For positive real numbers $a,b$, an $a\times b$ *torus* is a rectangle of width $a$ and height $b$, with left and right sides identified, as well as top and bottom sides identified. In other words, when tracing a path on the rectangle, reaching an edge results in "wrapping round" to the corresponding point on the opposite edge.

A *tiling* of a torus is a way to dissect it into equilateral triangles of edge length 1. For example, the following three diagrams illustrate respectively a $1\times \frac{\sqrt{3}}{2}$ torus with two triangles, a $\sqrt{3}\times 1$ torus with four triangles, and an approximately $2.8432\times 2.1322$ torus with fourteen triangles:

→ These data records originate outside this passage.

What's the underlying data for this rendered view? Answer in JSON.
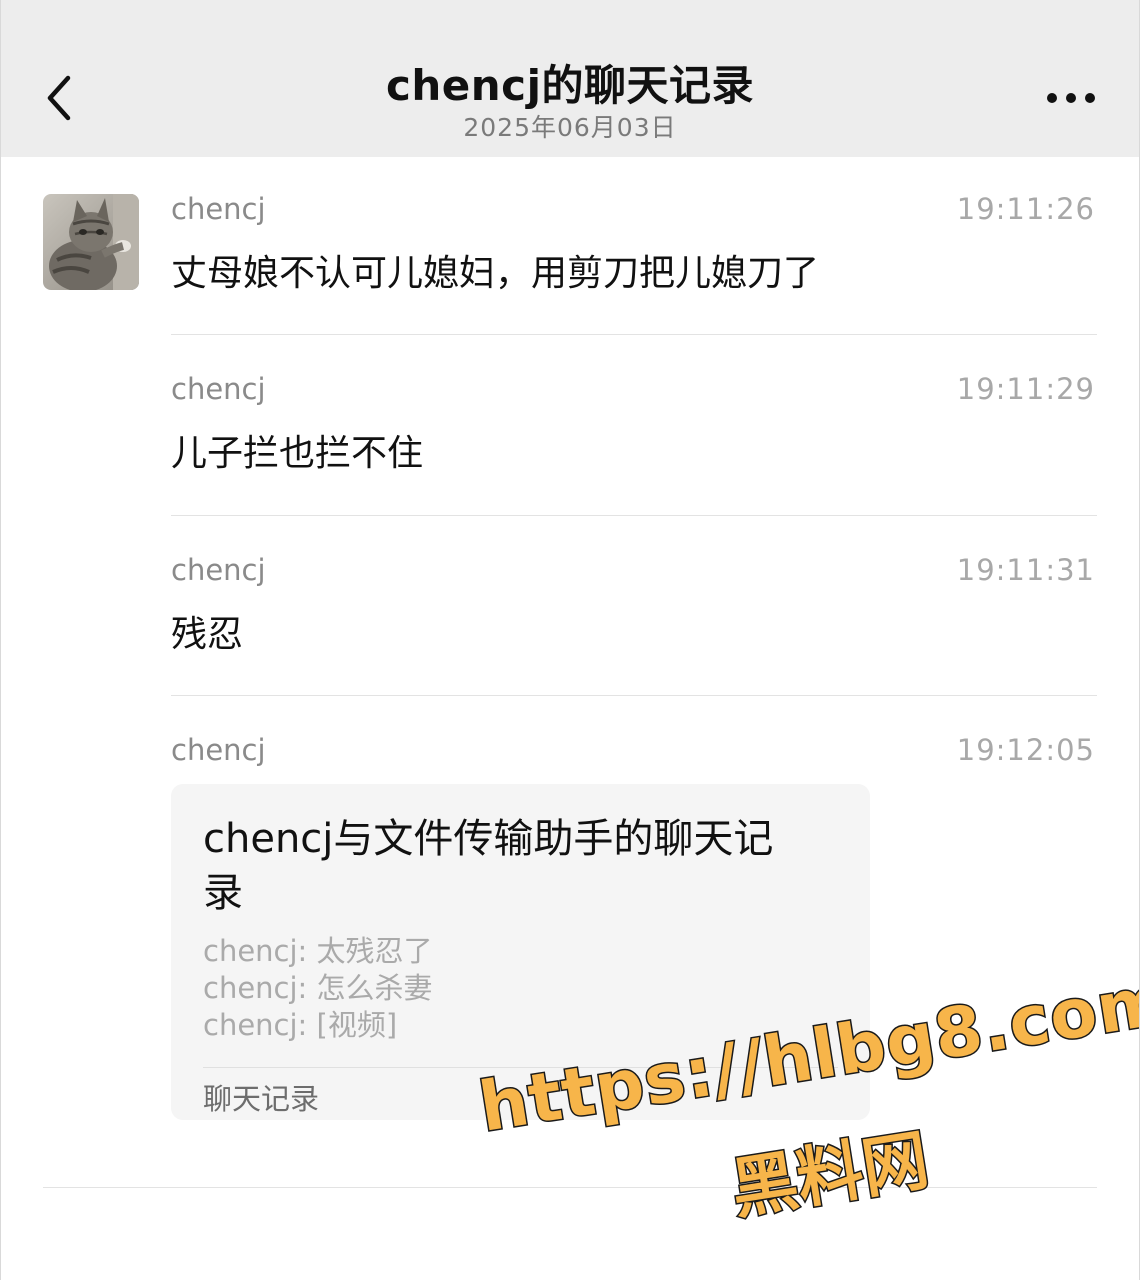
{
  "header": {
    "title": "chencj的聊天记录",
    "subtitle": "2025年06月03日"
  },
  "icons": {
    "back": "chevron-left-icon",
    "more": "more-dots-icon",
    "avatar": "cat-photo-avatar"
  },
  "messages": [
    {
      "sender": "chencj",
      "time": "19:11:26",
      "text": "丈母娘不认可儿媳妇，用剪刀把儿媳刀了"
    },
    {
      "sender": "chencj",
      "time": "19:11:29",
      "text": "儿子拦也拦不住"
    },
    {
      "sender": "chencj",
      "time": "19:11:31",
      "text": "残忍"
    },
    {
      "sender": "chencj",
      "time": "19:12:05"
    }
  ],
  "card": {
    "title": "chencj与文件传输助手的聊天记录",
    "lines": [
      "chencj: 太残忍了",
      "chencj: 怎么杀妻",
      "chencj: [视频]"
    ],
    "footer": "聊天记录"
  },
  "watermark": {
    "url": "https://hlbg8.com",
    "name": "黑料网",
    "color": "#f7b54a"
  }
}
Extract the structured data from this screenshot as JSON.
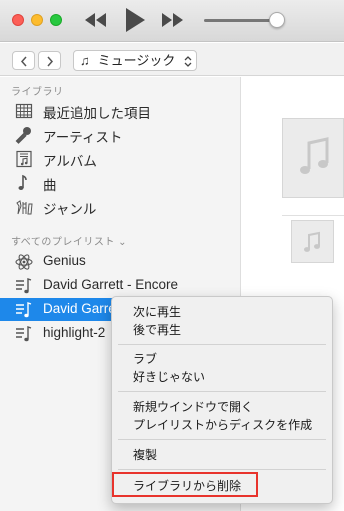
{
  "toolbar": {
    "icons": [
      "rewind-icon",
      "play-icon",
      "fast-forward-icon"
    ],
    "volume_level": 0.9
  },
  "navbar": {
    "media_kind": "ミュージック"
  },
  "sidebar": {
    "library_header": "ライブラリ",
    "library_items": [
      {
        "label": "最近追加した項目",
        "icon": "recently-added-icon"
      },
      {
        "label": "アーティスト",
        "icon": "microphone-icon"
      },
      {
        "label": "アルバム",
        "icon": "album-icon"
      },
      {
        "label": "曲",
        "icon": "music-note-icon"
      },
      {
        "label": "ジャンル",
        "icon": "genre-icon"
      }
    ],
    "playlists_header": "すべてのプレイリスト ⌄",
    "playlist_items": [
      {
        "label": "Genius",
        "icon": "genius-atom-icon"
      },
      {
        "label": "David Garrett - Encore",
        "icon": "playlist-icon"
      },
      {
        "label": "David Garrett",
        "icon": "playlist-icon",
        "selected": true
      },
      {
        "label": "highlight-2",
        "icon": "playlist-icon"
      }
    ]
  },
  "context_menu": {
    "groups": [
      [
        "次に再生",
        "後で再生"
      ],
      [
        "ラブ",
        "好きじゃない"
      ],
      [
        "新規ウインドウで開く",
        "プレイリストからディスクを作成"
      ],
      [
        "複製"
      ],
      [
        "ライブラリから削除"
      ]
    ],
    "highlighted_item": "ライブラリから削除",
    "highlight_color": "#e8332c"
  },
  "colors": {
    "selection": "#1e88ea",
    "sidebar_bg": "#f4f4f4"
  }
}
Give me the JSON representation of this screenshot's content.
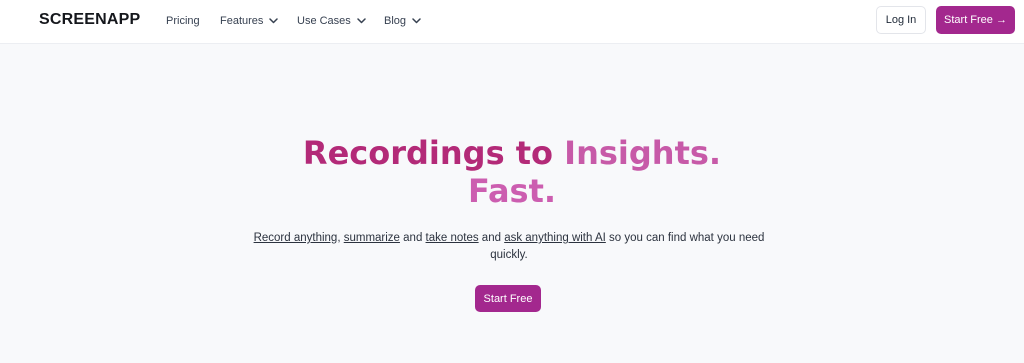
{
  "brand": {
    "logo_text": "SCREENAPP",
    "accent_color": "#a3288e"
  },
  "nav": {
    "items": [
      {
        "label": "Pricing",
        "has_dropdown": false
      },
      {
        "label": "Features",
        "has_dropdown": true
      },
      {
        "label": "Use Cases",
        "has_dropdown": true
      },
      {
        "label": "Blog",
        "has_dropdown": true
      }
    ],
    "login_label": "Log In",
    "start_free_label": "Start Free →"
  },
  "hero": {
    "title_part1": "Recordings to",
    "title_part2": "Insights.",
    "title_line2": "Fast.",
    "subtitle": {
      "link1": "Record anything",
      "sep1": ", ",
      "link2": "summarize",
      "sep2": " and ",
      "link3": "take notes",
      "sep3": " and ",
      "link4": "ask anything with AI",
      "tail": " so you can find what you need quickly."
    },
    "cta_label": "Start Free"
  }
}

Two tilings of an $a\times b$ torus are called *equivalent* if it is possible to obtain one from the other by continuously moving all triangles so that no gaps appear and no triangles overlap at any stage during the movement. For example, the animation below shows an equivalence between two tilings:

Let $F(n)$ be the total number of non-equivalent tilings of all possible tori with exactly $n$ triangles. For example, $F(6)=8$, with the eight non-equivalent tilings with six triangles listed below:

Let $G(N)=\sum_{n=1}^N F(n)$. You are given that $G(6)=14$, $G(100)=8090$, and $G(10^5)\equiv 645124048 \pmod{1\,000\,000\,007}$.

Find $G(10^9)$. Give your answer modulo $1\,000\,000\,007$.